Sometimes when Charlotte theatre veteran Donna Scott drives past Charlotte Jr. Gym, a fitness center for tots in South End, she feels nostalgic. That's because she produced her first show under Donna Scott Productions in what was then just a simple warehouse. The building, once a home for community theatre (Barebones Theatre Company resided there regularly for a number of years in the early 2000s) is now bustling with the 3-year-old & under pre-gymnastics crowd. Scott smiles when she reminisces on the good times she had at the complex, but keeps on driving. In her 10th year producing shows, Scott has moved on to another spot nearby in South End, a neighborhood she calls home.
In 2014, after stints working with Blumenthal's McGlohon Theater and Theatre Charlotte, Scott partnered with Historic South End for a project to bring theater back to the heart of the area. This move has taken Scott to pop-up spaces, including the lobby of Charlotte Art League for her latest production of The Book Of Liz — co-written by David and Amy Sedaris — running from Aug. 6-22.
As Charlotte's arts and theatre community knows all too well, changes are inevitable. Space, resources, city growth and an ongoing urban sprawl of development being the main factors that cause a hindrance for the performing arts scene. In 2014, Carolina Actor's Studio Theatre closed its doors; the sign still lingers at its former home a few spaces down from Amelie's in Noda. C.A.S.T started out in a grungy warehouse in Plaza Midwood and later upgraded to the now empty space. Just last week, it was announced that Actor's Theatre of Charlotte, which has resided at their space on 650 East Stonewall Street in Uptown for years, will be relocating to a new spot to make room for condos and retail shops on the property.
The new opportunity for Donna Scott Productions was organized by Tobe Holmes, Center City Partners' director of Historic South End. The partnership comes at a time when theatre in the artsy neighborhood was running dry.
"The reason that we're in South End is because they were game for it and they wanted to help us," Scott says. "They wanted us there. They helped us find the space and they subsidized the space for it."
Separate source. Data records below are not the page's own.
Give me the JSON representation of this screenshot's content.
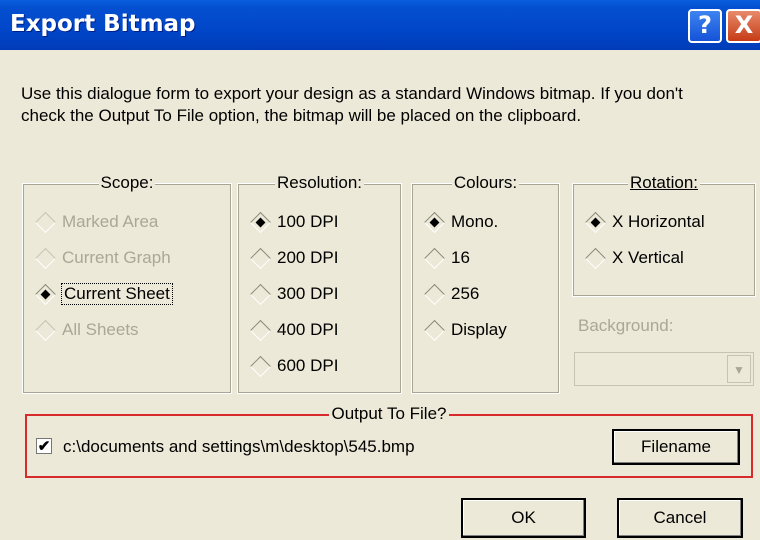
{
  "window": {
    "title": "Export Bitmap",
    "help_label": "?",
    "close_label": "X"
  },
  "description": "Use this dialogue form to export your design as a standard Windows bitmap. If you don't\ncheck the Output To File option, the bitmap will be placed on the clipboard.",
  "scope": {
    "legend": "Scope:",
    "options": [
      {
        "label": "Marked Area",
        "selected": false,
        "enabled": false
      },
      {
        "label": "Current Graph",
        "selected": false,
        "enabled": false
      },
      {
        "label": "Current Sheet",
        "selected": true,
        "enabled": true
      },
      {
        "label": "All Sheets",
        "selected": false,
        "enabled": false
      }
    ]
  },
  "resolution": {
    "legend": "Resolution:",
    "options": [
      {
        "label": "100 DPI",
        "selected": true
      },
      {
        "label": "200 DPI",
        "selected": false
      },
      {
        "label": "300 DPI",
        "selected": false
      },
      {
        "label": "400 DPI",
        "selected": false
      },
      {
        "label": "600 DPI",
        "selected": false
      }
    ]
  },
  "colours": {
    "legend": "Colours:",
    "options": [
      {
        "label": "Mono.",
        "selected": true
      },
      {
        "label": "16",
        "selected": false
      },
      {
        "label": "256",
        "selected": false
      },
      {
        "label": "Display",
        "selected": false
      }
    ]
  },
  "rotation": {
    "legend": "Rotation:",
    "options": [
      {
        "label": "X Horizontal",
        "selected": true
      },
      {
        "label": "X Vertical",
        "selected": false
      }
    ]
  },
  "background": {
    "label": "Background:",
    "value": ""
  },
  "output": {
    "legend": "Output To File?",
    "checked": true,
    "path": "c:\\documents and settings\\m\\desktop\\545.bmp",
    "filename_button": "Filename"
  },
  "buttons": {
    "ok": "OK",
    "cancel": "Cancel"
  },
  "colors": {
    "titlebar": "#0046c8",
    "dialog_bg": "#ece9d8",
    "disabled_text": "#a9a796",
    "highlight_border": "#d82a2a"
  }
}
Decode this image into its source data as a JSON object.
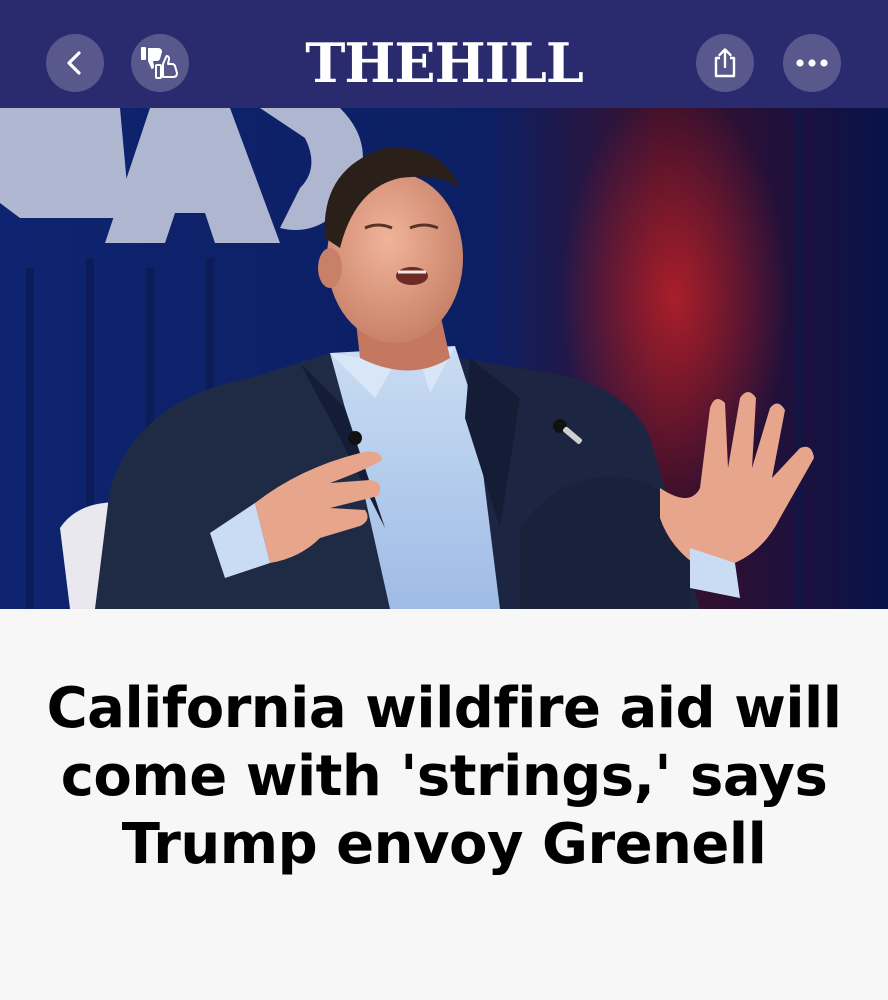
{
  "header": {
    "logo_text": "THEHILL",
    "background_color": "#2a2a6e",
    "buttons": [
      {
        "name": "back",
        "icon": "chevron-left-icon"
      },
      {
        "name": "reaction",
        "icon": "thumbs-down-up-icon"
      },
      {
        "name": "share",
        "icon": "share-icon"
      },
      {
        "name": "more",
        "icon": "ellipsis-icon"
      }
    ]
  },
  "article": {
    "hero_image": "photo of a man in a dark suit and light blue shirt seated on stage gesturing while speaking, CPAC backdrop",
    "headline": "California wildfire aid will come with 'strings,' says Trump envoy Grenell"
  }
}
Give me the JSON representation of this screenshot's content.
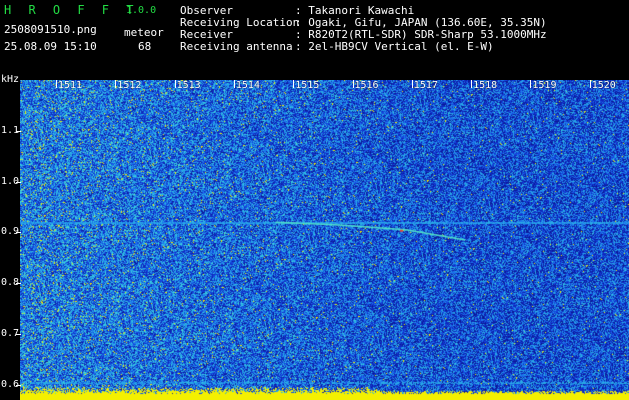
{
  "app": {
    "title": "H R O F F T",
    "version": "1.0.0",
    "filename": "2508091510.png",
    "datetime": "25.08.09 15:10",
    "mode_label": "meteor",
    "count": "68"
  },
  "info": [
    {
      "label": "Observer",
      "value": ": Takanori Kawachi"
    },
    {
      "label": "Receiving Location",
      "value": ": Ogaki, Gifu, JAPAN (136.60E, 35.35N)"
    },
    {
      "label": "Receiver",
      "value": ": R820T2(RTL-SDR) SDR-Sharp 53.1000MHz"
    },
    {
      "label": "Receiving antenna",
      "value": ": 2el-HB9CV Vertical (el. E-W)"
    }
  ],
  "colors": {
    "background": "#000000",
    "spectrum_base": "#0a1f9a",
    "text": "#ffffff",
    "accent_green": "#22dd44",
    "signal_yellow": "#f4f000"
  },
  "chart_data": {
    "type": "heatmap",
    "y_unit": "kHz",
    "y_ticks": [
      "1.1",
      "1.0",
      "0.9",
      "0.8",
      "0.7",
      "0.6"
    ],
    "x_ticks": [
      "1511",
      "1512",
      "1513",
      "1514",
      "1515",
      "1516",
      "1517",
      "1518",
      "1519",
      "1520"
    ],
    "ylim": [
      0.57,
      1.2
    ],
    "carrier_khz": 0.92,
    "meteor_trail": [
      {
        "time": 1514.6,
        "khz": 0.92
      },
      {
        "time": 1515.6,
        "khz": 0.915
      },
      {
        "time": 1516.8,
        "khz": 0.905
      },
      {
        "time": 1517.8,
        "khz": 0.885
      }
    ]
  }
}
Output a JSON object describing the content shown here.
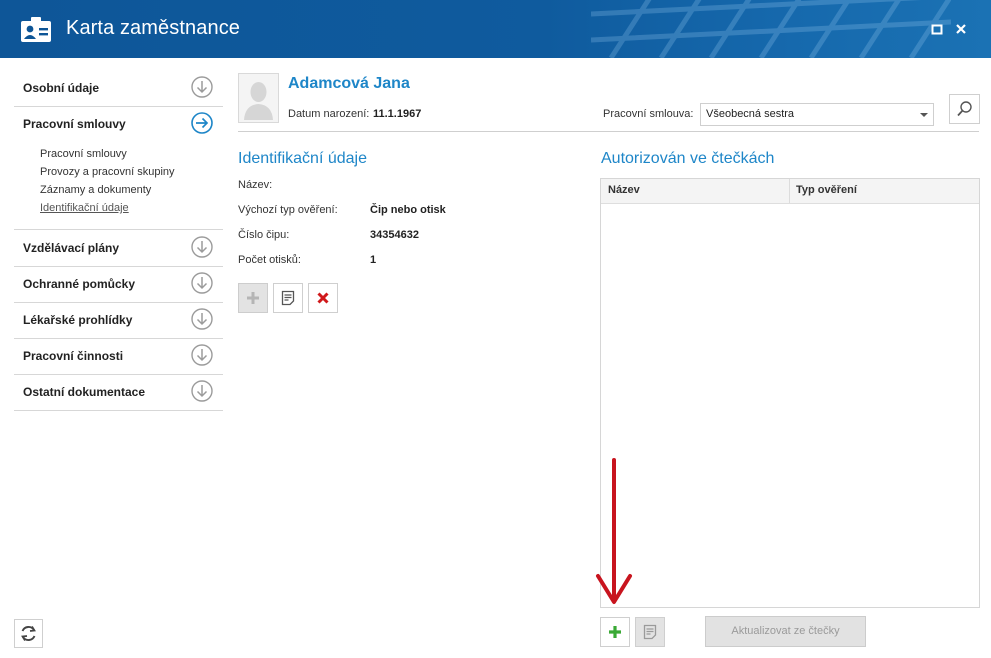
{
  "window": {
    "title": "Karta zaměstnance",
    "maximize_glyph": "□",
    "close_glyph": "✕"
  },
  "sidebar": {
    "sections": [
      {
        "label": "Osobní údaje",
        "icon": "chevron-down-circle-icon"
      },
      {
        "label": "Pracovní smlouvy",
        "icon": "arrow-right-circle-icon",
        "expanded": true
      },
      {
        "label": "Vzdělávací plány",
        "icon": "chevron-down-circle-icon"
      },
      {
        "label": "Ochranné pomůcky",
        "icon": "chevron-down-circle-icon"
      },
      {
        "label": "Lékařské prohlídky",
        "icon": "chevron-down-circle-icon"
      },
      {
        "label": "Pracovní činnosti",
        "icon": "chevron-down-circle-icon"
      },
      {
        "label": "Ostatní dokumentace",
        "icon": "chevron-down-circle-icon"
      }
    ],
    "subitems": [
      {
        "label": "Pracovní smlouvy"
      },
      {
        "label": "Provozy a pracovní skupiny"
      },
      {
        "label": "Záznamy a dokumenty"
      },
      {
        "label": "Identifikační údaje",
        "active": true
      }
    ]
  },
  "employee": {
    "name": "Adamcová Jana",
    "birth_label": "Datum narození:",
    "birth_value": "11.1.1967",
    "contract_label": "Pracovní smlouva:",
    "contract_value": "Všeobecná sestra"
  },
  "identification": {
    "title": "Identifikační údaje",
    "fields": [
      {
        "label": "Název:",
        "value": ""
      },
      {
        "label": "Výchozí typ ověření:",
        "value": "Čip nebo otisk"
      },
      {
        "label": "Číslo čipu:",
        "value": "34354632"
      },
      {
        "label": "Počet otisků:",
        "value": "1"
      }
    ]
  },
  "readers": {
    "title": "Autorizován ve čtečkách",
    "columns": [
      "Název",
      "Typ ověření"
    ],
    "rows": [],
    "update_button": "Aktualizovat ze čtečky"
  },
  "colors": {
    "titlebar": "#0d5596",
    "accent": "#1e86c8",
    "add_green": "#3aa935",
    "delete_red": "#d0191b",
    "annotation_arrow": "#c8141e"
  }
}
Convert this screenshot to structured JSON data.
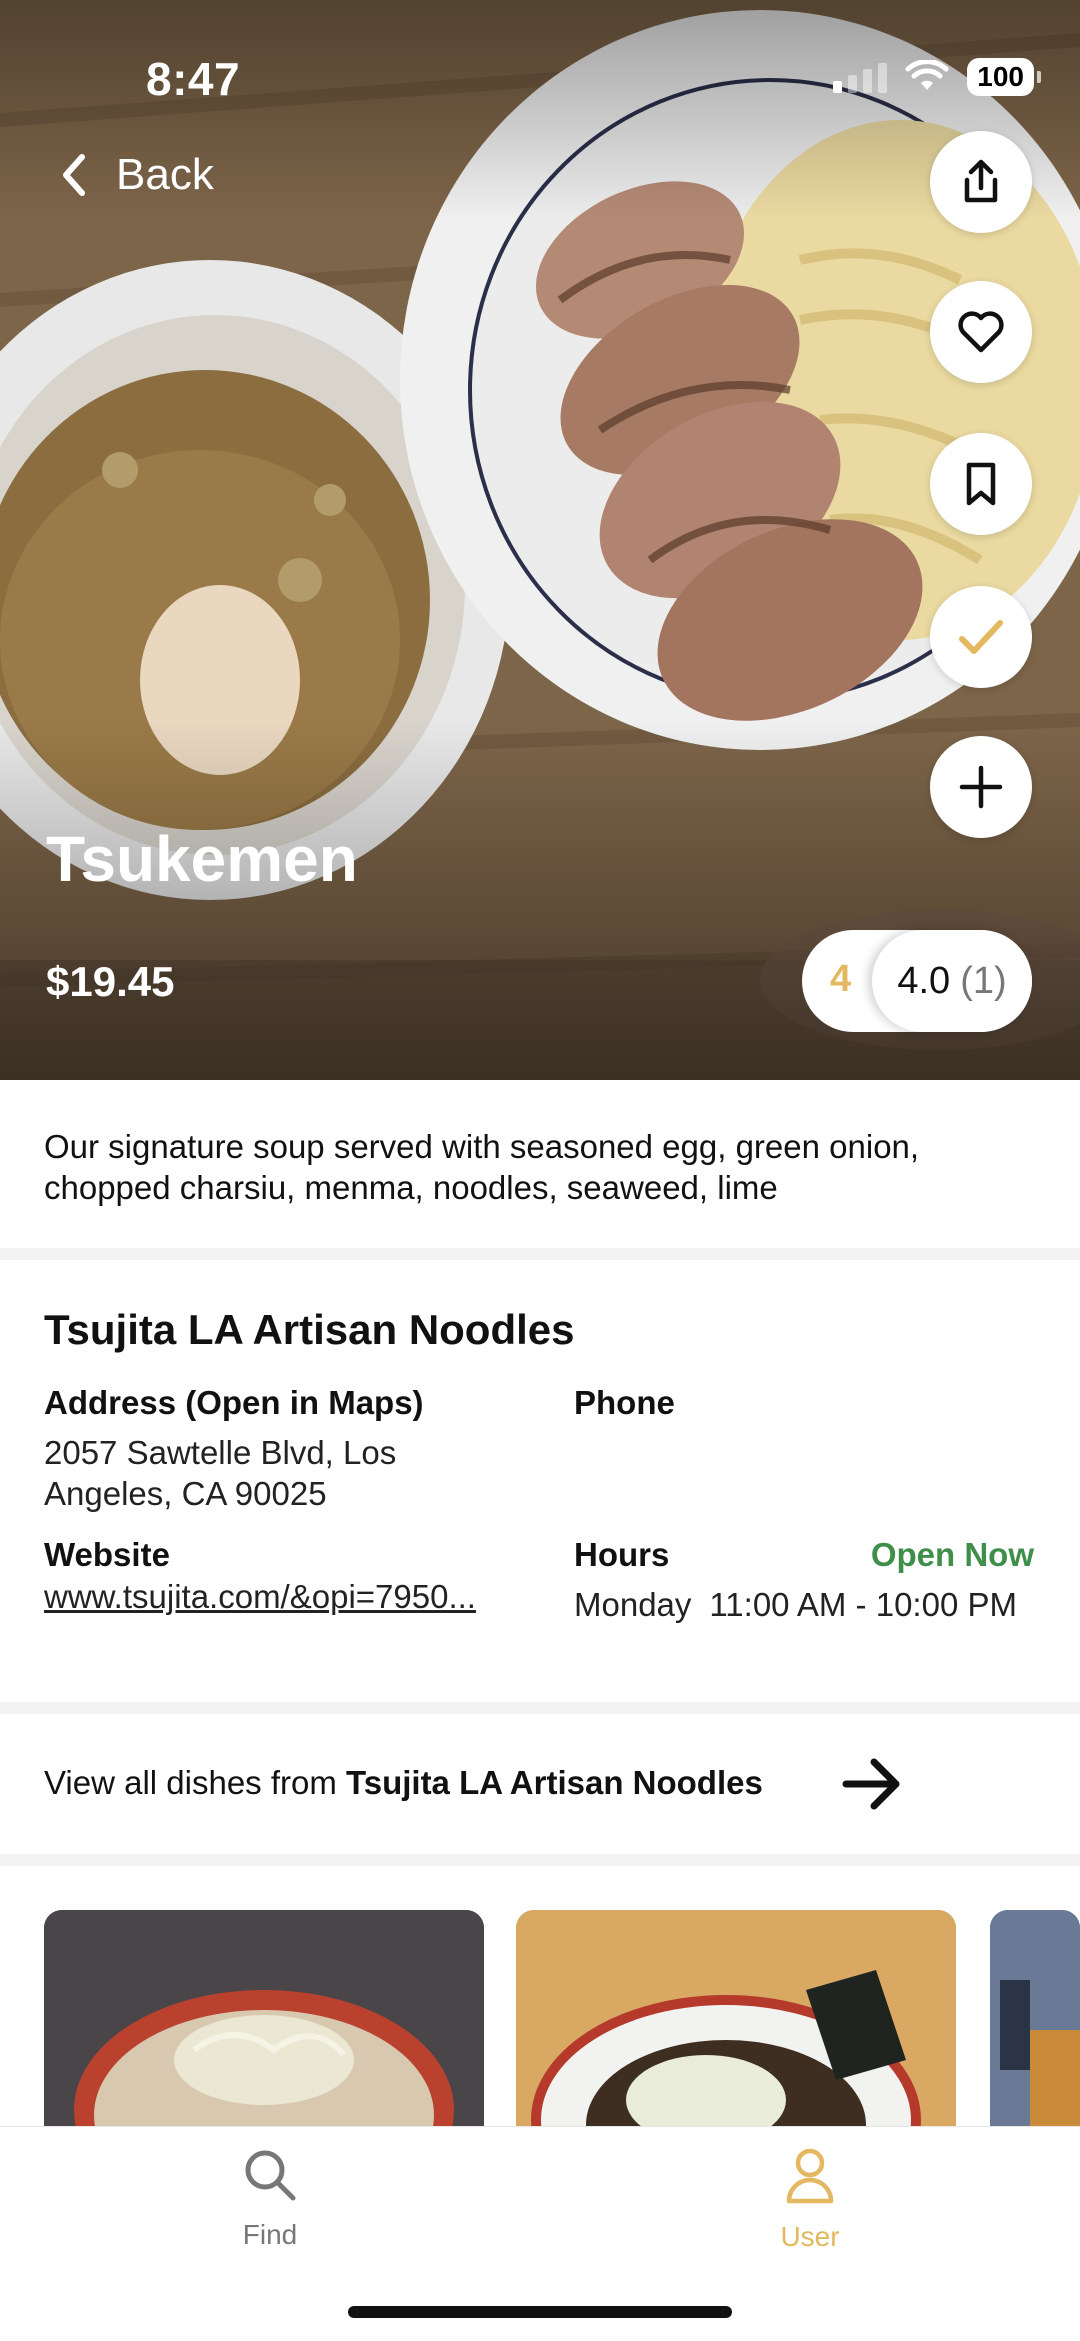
{
  "status_bar": {
    "time": "8:47",
    "battery": "100"
  },
  "nav": {
    "back_label": "Back"
  },
  "hero_actions": [
    "share-icon",
    "heart-icon",
    "bookmark-icon",
    "checkmark-icon",
    "plus-icon"
  ],
  "dish": {
    "name": "Tsukemen",
    "price": "$19.45",
    "my_rating": "4",
    "avg_rating": "4.0",
    "rating_count": "(1)",
    "description": "Our signature soup served with seasoned egg, green onion, chopped charsiu, menma, noodles, seaweed, lime"
  },
  "restaurant": {
    "name": "Tsujita LA Artisan Noodles",
    "address_label": "Address (Open in Maps)",
    "address_line1": "2057 Sawtelle Blvd, Los",
    "address_line2": "Angeles, CA 90025",
    "phone_label": "Phone",
    "website_label": "Website",
    "website": "www.tsujita.com/&opi=7950...",
    "hours_label": "Hours",
    "open_status": "Open Now",
    "hours_day": "Monday",
    "hours_time": "11:00 AM - 10:00 PM"
  },
  "view_all": {
    "prefix": "View all dishes from ",
    "restaurant": "Tsujita LA Artisan Noodles"
  },
  "tabs": [
    {
      "label": "Find",
      "icon": "search-icon"
    },
    {
      "label": "User",
      "icon": "user-icon"
    }
  ],
  "colors": {
    "accent": "#e3b860",
    "open_green": "#3f8f4a",
    "tab_inactive": "#777777"
  }
}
DSP also received a grant from the Arts & Science Council to apply for the 2015 shows in South End, which kicked off in January with a staged reading of Carrie Ann's Kiss, written by Charlotte playwright and DSP partner Tonya Bludsworth, at the Charlotte Trolley Museum. Then, in March, DSP presented a fully staged production of Doris Baizley's Shiloh Rules at Charlotte Art League. It was first slated to go down at Charlotte Trolley Museum, but because of last minute changes had to be shuffled next door.
The plotline for The Book Of Liz revolves around Sister Elizabeth Donderstock (played by Tonya Bludsworth in this Donna Scott Productions piece), a longtime cheeseball maker in the Squeamish community (Think: Amish) who leaves her sheltered life after her place on the community's culinary turf and expectations are challenged. What prevails is to be expected: She meets some very interesting characters (played by the likes of Matt Corbett, Field Cantey, Tania Kelly and Donna Scott) and discovers a life outside of the one she's known in the simple and strict Squeamish community.
The show resonates the importance of growth, change, passion and home. To go along with the shows cheesy plot, several local businesses will be competing in a cheeseball contest on opening night.
"There seems to be a divide somewhere on the Mason-Dixon Line on whether or not you've had cheeseballs and know what they are or not. Bludsworth and I are both from the Carolinas and we had a conversation about having cheeseballs at Christmas, but Glynnis O' Donoghue [DSP partner and director for The Book Of Liz] is from Connecticut and she thought we meant cheese puffs," Scott says.
The shows writers, the Sedaris,' are originally from Raleigh, North Carolina — hence their familiarity with the Southern staple. But if you can't attend on opening night, you'll have a chance to expand your cheeseball knowledge. Scenes shed some light on cheeseballs (no tasting involved though).
The show, 90 minutes total with one intermission, also gives theater-goers the chance to explore and buy art from Charlotte Art League's gallery. During DSP's two-week run of Shiloh Rules, 17 paintings were sold, social media hits quadrupled and membership doubled for CAL.
"Charlotte Art League has benefited from an increase in sales and exposure to a segment of the Charlotte population that might not have come down," Cindy Connelly of CAL, says. "We were cautiously optimistic having not done this before. After the first week we were pleasantly surprised with the bump in sales."
Scott hopes The Book of Liz's occupation will bring similar results. For this show, the group also took advantage of the gallery's artistic hands by commissioning CAL artist Raed Al-Rawi to create a painting for the set.
"It [CAL] was not one of the places that we looked at originally but they have turned out to be the perfect partner," says Scott. "I always need to remind myself that when weird stuff happens while in production, you just need to go with it and know that something good is in the works."